EXERCISE AIM
Nothing but an exact repetition of the listing should be returned.

DATA IN THIS EXERCISE
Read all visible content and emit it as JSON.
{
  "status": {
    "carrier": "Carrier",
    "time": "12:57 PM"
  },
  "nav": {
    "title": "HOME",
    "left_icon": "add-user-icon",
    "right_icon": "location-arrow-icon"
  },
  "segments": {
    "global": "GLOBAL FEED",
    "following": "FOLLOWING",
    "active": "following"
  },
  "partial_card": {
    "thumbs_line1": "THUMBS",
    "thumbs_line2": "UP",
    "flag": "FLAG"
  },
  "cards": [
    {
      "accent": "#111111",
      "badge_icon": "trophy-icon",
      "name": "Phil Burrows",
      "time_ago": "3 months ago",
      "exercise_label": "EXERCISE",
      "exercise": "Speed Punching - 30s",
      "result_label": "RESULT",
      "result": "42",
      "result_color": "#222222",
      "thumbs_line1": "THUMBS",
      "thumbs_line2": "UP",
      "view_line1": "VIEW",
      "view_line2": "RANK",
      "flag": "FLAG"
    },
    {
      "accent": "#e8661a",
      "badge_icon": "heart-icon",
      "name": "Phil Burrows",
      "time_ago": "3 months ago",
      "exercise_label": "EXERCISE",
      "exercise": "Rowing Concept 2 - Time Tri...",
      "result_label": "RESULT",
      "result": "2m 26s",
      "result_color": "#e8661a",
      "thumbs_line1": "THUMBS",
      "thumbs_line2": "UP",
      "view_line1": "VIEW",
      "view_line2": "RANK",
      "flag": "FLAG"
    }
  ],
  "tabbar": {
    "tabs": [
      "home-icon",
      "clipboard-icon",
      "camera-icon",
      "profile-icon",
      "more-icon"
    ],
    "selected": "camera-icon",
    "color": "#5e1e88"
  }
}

TASK RESULT
Read all visible content and emit it as JSON.
{
  "status": {
    "carrier": "Carrier",
    "time": "12:57 PM"
  },
  "nav": {
    "title": "HOME",
    "left_icon": "add-user-icon",
    "right_icon": "location-arrow-icon"
  },
  "segments": {
    "global": "GLOBAL FEED",
    "following": "FOLLOWING",
    "active": "following"
  },
  "partial_card": {
    "thumbs_line1": "THUMBS",
    "thumbs_line2": "UP",
    "flag": "FLAG"
  },
  "cards": [
    {
      "accent": "#111111",
      "badge_icon": "trophy-icon",
      "name": "Phil Burrows",
      "time_ago": "3 months ago",
      "exercise_label": "EXERCISE",
      "exercise": "Speed Punching - 30s",
      "result_label": "RESULT",
      "result": "42",
      "result_color": "#222222",
      "thumbs_line1": "THUMBS",
      "thumbs_line2": "UP",
      "view_line1": "VIEW",
      "view_line2": "RANK",
      "flag": "FLAG"
    },
    {
      "accent": "#e8661a",
      "badge_icon": "heart-icon",
      "name": "Phil Burrows",
      "time_ago": "3 months ago",
      "exercise_label": "EXERCISE",
      "exercise": "Rowing Concept 2 - Time Tri...",
      "result_label": "RESULT",
      "result": "2m 26s",
      "result_color": "#e8661a",
      "thumbs_line1": "THUMBS",
      "thumbs_line2": "UP",
      "view_line1": "VIEW",
      "view_line2": "RANK",
      "flag": "FLAG"
    }
  ],
  "tabbar": {
    "tabs": [
      "home-icon",
      "clipboard-icon",
      "camera-icon",
      "profile-icon",
      "more-icon"
    ],
    "selected": "camera-icon",
    "color": "#5e1e88"
  }
}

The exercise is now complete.